A fourth category of debt responsibility which is not wiped out in a Chapter 7 or 11 bankruptcy is fraud in a fiduciary capacity, larceny or embezzlement. An example of this type of non-dis-chargeable activity would be an Escrow Agent, or one who holds property in trust, who then uses that property to finance a trip to Europe instead of its intended purpose. Suffice it to say this type of debt would not be discharged in bankruptcy. A fifth category of debt which is not wiped out by bankruptcy is Alimony/Maintenance/ Support or Child Support. Property settlements may be discharged under certain circumstances, but alimony or support is never dis-chargeable.

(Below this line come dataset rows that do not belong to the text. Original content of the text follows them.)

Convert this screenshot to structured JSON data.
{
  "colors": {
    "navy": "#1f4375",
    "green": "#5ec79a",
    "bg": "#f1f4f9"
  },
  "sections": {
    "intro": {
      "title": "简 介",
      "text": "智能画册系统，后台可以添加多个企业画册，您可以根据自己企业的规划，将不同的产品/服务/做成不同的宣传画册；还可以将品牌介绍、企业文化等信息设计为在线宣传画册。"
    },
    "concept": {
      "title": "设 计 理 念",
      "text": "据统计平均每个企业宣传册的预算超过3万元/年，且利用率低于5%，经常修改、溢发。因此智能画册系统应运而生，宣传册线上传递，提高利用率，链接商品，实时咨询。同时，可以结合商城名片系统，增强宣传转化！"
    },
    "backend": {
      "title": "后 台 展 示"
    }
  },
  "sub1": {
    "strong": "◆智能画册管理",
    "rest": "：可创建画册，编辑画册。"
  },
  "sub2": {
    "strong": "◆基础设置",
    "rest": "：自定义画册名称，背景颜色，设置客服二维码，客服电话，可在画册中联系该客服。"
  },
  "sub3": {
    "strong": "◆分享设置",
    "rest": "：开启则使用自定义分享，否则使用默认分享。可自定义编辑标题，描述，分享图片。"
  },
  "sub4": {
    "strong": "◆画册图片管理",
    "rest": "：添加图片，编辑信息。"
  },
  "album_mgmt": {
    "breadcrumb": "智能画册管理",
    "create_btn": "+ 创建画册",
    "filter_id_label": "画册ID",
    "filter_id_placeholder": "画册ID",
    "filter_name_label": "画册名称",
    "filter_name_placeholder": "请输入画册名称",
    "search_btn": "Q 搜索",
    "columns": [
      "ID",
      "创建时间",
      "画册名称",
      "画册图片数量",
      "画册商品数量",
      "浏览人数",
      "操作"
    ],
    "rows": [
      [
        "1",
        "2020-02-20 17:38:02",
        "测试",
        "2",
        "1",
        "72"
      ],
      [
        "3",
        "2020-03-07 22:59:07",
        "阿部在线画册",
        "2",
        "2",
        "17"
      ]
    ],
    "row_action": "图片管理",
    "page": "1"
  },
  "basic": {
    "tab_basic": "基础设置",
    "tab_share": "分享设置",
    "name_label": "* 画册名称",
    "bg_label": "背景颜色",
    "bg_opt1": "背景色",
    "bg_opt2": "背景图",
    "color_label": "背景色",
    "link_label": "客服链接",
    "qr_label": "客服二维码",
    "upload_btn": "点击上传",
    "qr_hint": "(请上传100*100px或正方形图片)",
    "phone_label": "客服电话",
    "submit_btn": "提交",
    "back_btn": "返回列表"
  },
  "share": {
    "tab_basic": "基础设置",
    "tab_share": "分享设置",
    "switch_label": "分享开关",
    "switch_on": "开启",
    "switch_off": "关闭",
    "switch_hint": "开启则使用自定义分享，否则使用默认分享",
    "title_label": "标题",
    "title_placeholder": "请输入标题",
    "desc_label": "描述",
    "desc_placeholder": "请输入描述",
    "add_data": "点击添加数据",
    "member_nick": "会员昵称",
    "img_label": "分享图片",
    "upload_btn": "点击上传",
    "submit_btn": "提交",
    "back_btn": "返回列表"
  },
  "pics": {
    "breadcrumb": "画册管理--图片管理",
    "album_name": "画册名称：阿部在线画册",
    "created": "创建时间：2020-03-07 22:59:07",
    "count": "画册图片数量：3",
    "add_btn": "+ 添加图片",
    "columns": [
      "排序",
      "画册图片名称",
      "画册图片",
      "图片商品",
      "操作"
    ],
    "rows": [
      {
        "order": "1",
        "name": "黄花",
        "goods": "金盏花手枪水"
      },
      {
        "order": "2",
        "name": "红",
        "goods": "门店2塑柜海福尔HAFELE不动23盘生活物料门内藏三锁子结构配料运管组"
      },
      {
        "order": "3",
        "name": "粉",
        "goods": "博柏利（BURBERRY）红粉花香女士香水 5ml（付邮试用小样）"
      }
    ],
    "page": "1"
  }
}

The sixth form of non-dis-chargeable debt is willful or malicious injury or damage to persons or property, such as when you take a crow bar and break your neighbor’s kneecaps or their car’s windshield. Other types of intentional conduct may also not be discharged in bankruptcy. Guaranteed Student Loans are only dis-chargeable in bankruptcy if they constitute an undue hardship. An undue hardship has been interpreted as not only being a debt that you cannot pay back now, but one you will never be able to pay back. Accordingly, this is a standard that is incredibly difficult to meet. A seventh form of non-dis-chargeable debt are fines imposed by state agencies (ex. polluting) or by criminal Courts for restitution. A similar type of non-dis-chargeable debts are fines or restitution from drunk driving convictions and/drug abuse offenses.
Another type of non-dis-chargeable debt is a debt which could have been discharged in a prior Chapter 7 bankruptcy, but for one of these reasons was not. Funding commitments of officers, directors or shareholders of failed saving & loans institutions or banks are not discharged in bankruptcy. Condominium association or homeowner’s dues or assessments for property you continue to live in after you file bankruptcy will continue to be your responsibility. All the rest of your credit card, medical bills or unsecured debt will be wiped out completely.

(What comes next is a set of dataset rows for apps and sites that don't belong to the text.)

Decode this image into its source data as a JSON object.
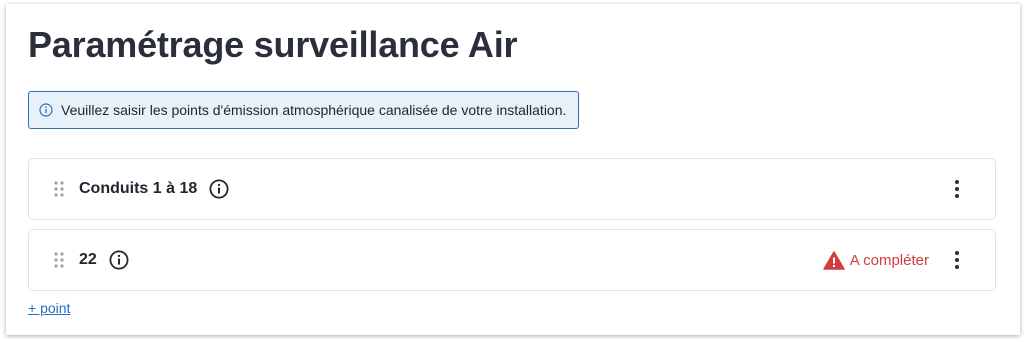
{
  "page": {
    "title": "Paramétrage surveillance Air"
  },
  "alert": {
    "icon": "info-circle-icon",
    "text": "Veuillez saisir les points d'émission atmosphérique canalisée de votre installation.",
    "border_color": "#2f6fb2",
    "background_color": "#e7f1fa"
  },
  "points": [
    {
      "label": "Conduits 1 à 18",
      "status": ""
    },
    {
      "label": "22",
      "status": "A compléter",
      "status_color": "#d43d3d"
    }
  ],
  "actions": {
    "add_point_label": "+ point"
  }
}
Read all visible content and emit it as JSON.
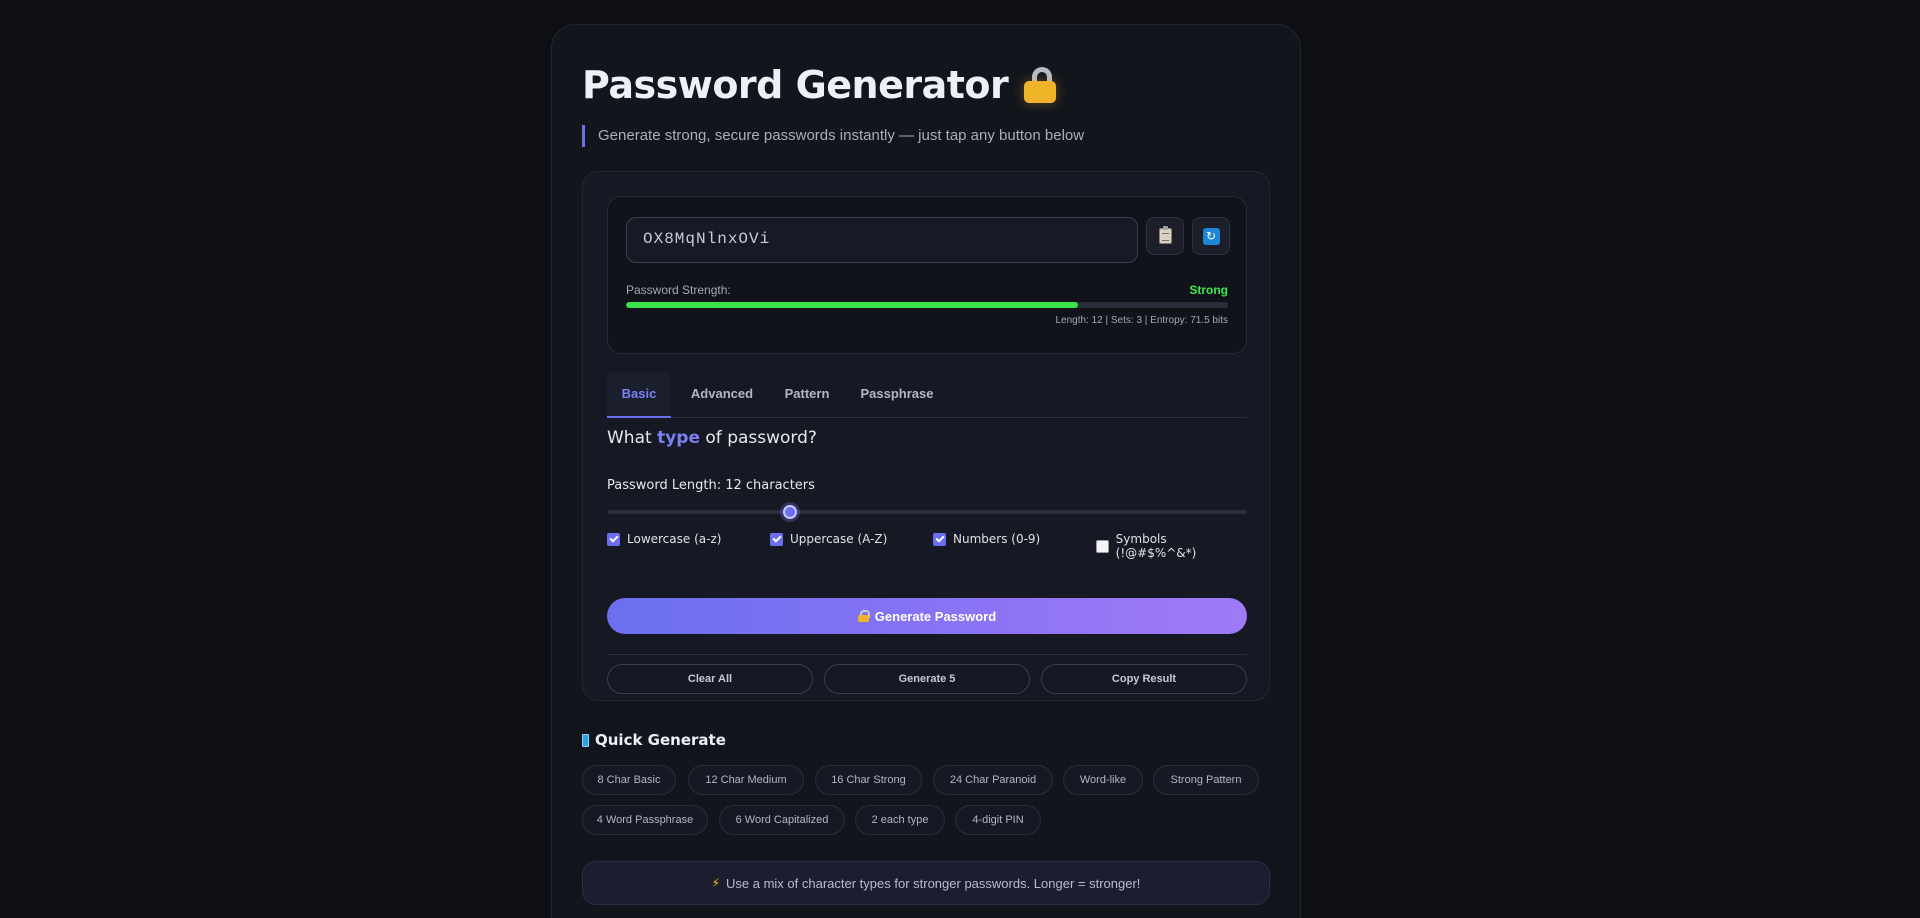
{
  "header": {
    "title": "Password Generator",
    "subtitle": "Generate strong, secure passwords instantly — just tap any button below"
  },
  "output": {
    "password": "OX8MqNlnxOVi",
    "strength_label": "Password Strength:",
    "strength_value": "Strong",
    "strength_fraction": 0.75,
    "strength_color": "#3be24a",
    "info": "Length: 12 | Sets: 3 | Entropy: 71.5 bits",
    "copy_icon": "clipboard-icon",
    "refresh_icon": "refresh-icon"
  },
  "tabs": [
    {
      "label": "Basic",
      "active": true
    },
    {
      "label": "Advanced",
      "active": false
    },
    {
      "label": "Pattern",
      "active": false
    },
    {
      "label": "Passphrase",
      "active": false
    }
  ],
  "basic": {
    "question_pre": "What ",
    "question_accent": "type",
    "question_post": " of password?",
    "length_label": "Password Length: 12 characters",
    "length_value": 12,
    "length_min": 4,
    "length_max": 32,
    "options": [
      {
        "label": "Lowercase (a-z)",
        "checked": true
      },
      {
        "label": "Uppercase (A-Z)",
        "checked": true
      },
      {
        "label": "Numbers (0-9)",
        "checked": true
      },
      {
        "label": "Symbols (!@#$%^&*)",
        "checked": false
      }
    ],
    "generate_label": "Generate Password",
    "actions": [
      "Clear All",
      "Generate 5",
      "Copy Result"
    ]
  },
  "quick": {
    "title": "Quick Generate",
    "row1": [
      "8 Char Basic",
      "12 Char Medium",
      "16 Char Strong",
      "24 Char Paranoid",
      "Word-like",
      "Strong Pattern"
    ],
    "row2": [
      "4 Word Passphrase",
      "6 Word Capitalized",
      "2 each type",
      "4-digit PIN"
    ]
  },
  "tip": "Use a mix of character types for stronger passwords. Longer = stronger!",
  "colors": {
    "accent": "#6a6ff0",
    "strong": "#3ee94d",
    "background": "#0d0f14"
  }
}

We will discuss more common bankruptcy issues in our next few articles, so make sure to come back for more!
By: Joel S. Treuhaft, Esquire